The coat-of-arms is from modern times; they were granted on 29 May 1981. The arms show a wave as a canting symbol for the municipality since the Norwegian word dønning means wave.[4]


The Church of Norway has one parish (sokn) within the municipality of Dønna. It is part of the Nord-Helgeland deanery in the Diocese of Sør-Hålogaland.

Churches in Dønna
Church Name Location
of the Church
Year Built
Dønna Dønnes Church Dønnes 13th century
Hæstad Church Hestad 1912
Løkta Church Sandåker 1968
Nordvik Church Nordvik 1877
Vandve Church Vandve 1956


Much of the industry focuses on fishing, aquaculture, and fish processing. There is also some agriculture, tourism, and some public services.


All municipalities in Norway, including Dønna, are responsible for primary education (through 10th grade), outpatient health services, senior citizen services, unemployment and other social services, zoning, economic development, and municipal roads. The municipality is governed by a municipal council of elected representatives, which in turn elect a mayor.

Municipal council[edit]

The municipal council (Kommunestyre) of Dønna is made up of 17 representatives that are elected to every four years.
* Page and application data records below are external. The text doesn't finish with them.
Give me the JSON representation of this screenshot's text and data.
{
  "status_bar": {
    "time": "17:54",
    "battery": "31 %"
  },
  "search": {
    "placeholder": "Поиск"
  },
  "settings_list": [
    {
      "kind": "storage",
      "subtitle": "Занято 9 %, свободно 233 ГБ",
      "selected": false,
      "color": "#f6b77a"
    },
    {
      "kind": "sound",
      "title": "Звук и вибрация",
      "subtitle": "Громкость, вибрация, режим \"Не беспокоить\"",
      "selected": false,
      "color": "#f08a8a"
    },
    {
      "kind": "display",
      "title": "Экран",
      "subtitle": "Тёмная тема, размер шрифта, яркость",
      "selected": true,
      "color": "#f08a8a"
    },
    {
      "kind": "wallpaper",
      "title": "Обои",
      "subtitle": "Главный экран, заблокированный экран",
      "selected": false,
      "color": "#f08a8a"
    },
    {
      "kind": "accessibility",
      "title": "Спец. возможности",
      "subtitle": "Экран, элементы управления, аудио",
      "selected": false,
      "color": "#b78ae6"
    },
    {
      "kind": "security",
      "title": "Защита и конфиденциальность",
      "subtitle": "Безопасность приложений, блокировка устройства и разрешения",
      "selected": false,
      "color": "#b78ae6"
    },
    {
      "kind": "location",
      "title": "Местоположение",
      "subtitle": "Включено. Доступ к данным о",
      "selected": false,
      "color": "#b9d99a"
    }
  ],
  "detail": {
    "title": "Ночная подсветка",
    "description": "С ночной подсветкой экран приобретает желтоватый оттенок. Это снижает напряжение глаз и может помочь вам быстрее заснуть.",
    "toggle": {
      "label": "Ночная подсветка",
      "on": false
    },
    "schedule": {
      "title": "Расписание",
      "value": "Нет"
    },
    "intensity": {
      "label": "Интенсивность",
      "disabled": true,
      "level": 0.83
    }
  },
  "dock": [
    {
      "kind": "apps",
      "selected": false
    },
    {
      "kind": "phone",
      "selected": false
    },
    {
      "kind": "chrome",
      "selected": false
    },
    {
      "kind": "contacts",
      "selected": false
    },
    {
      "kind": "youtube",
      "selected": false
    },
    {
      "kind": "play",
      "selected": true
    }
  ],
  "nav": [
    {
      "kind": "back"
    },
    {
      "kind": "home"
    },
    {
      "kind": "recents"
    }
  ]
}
Currently, the party breakdown is as follows:[5]

Dønna Kommunestyre 2015–2019
Party Name Name in Norwegian Number of
  Labour Party Arbeiderpartiet 6
  Progress Party Fremskrittspartiet 1
  Conservative Party Høyre 2
  Socialist Left Party Sosialistisk Venstreparti 3
  Local Lists Lokale lister 5
Total number of members: 17


Dønna is located in Outer Helgeland which also consists of the municipalities of Leirfjord, Alstahaug, and Herøy. The municipality is made up of a large archipelago consisting of islands, islets, and reefs. The three largest islands in the municipality are Dønna, Løkta, and Vandve. The Åsværet islands (and the Åsvær Lighthouse) lie in the western part of the municipality. The island municipality is situated at the mouth of the Ranfjorden.

View from Dønnesfjellet, Dønna. The strandflaten lowland in the foreground and several islands with unique mountain formations visible in the distance

Notable residents[edit]


  1. ^ "Navn på steder og personer: Innbyggjarnamn" (in Norwegian). Språkrådet. Retrieved 2015-12-01. 
  2. ^ Jukvam, Dag (1999). "Historisk oversikt over endringer i kommune- og fylkesinndelingen" (PDF) (in Norwegian). Statistisk sentralbyrå. 
  3. ^ "Helgelands stedsnavn". Historisk tidsskrift (in Norwegian). Kristiania, Norge: Den Norske historiske forening: 70. 1871. Retrieved 2008-11-18. 
  4. ^ Norske Kommunevåpen (1990). "Nye kommunevåbener i Norden". Retrieved 2008-11-20. 
  5. ^ "Table: 04813: Members of the local councils, by party/electoral list at the Municipal Council election (M)" (in Norwegian). Statistics Norway. 2015. Archived from the original on 2016-03-06. 

External links[edit]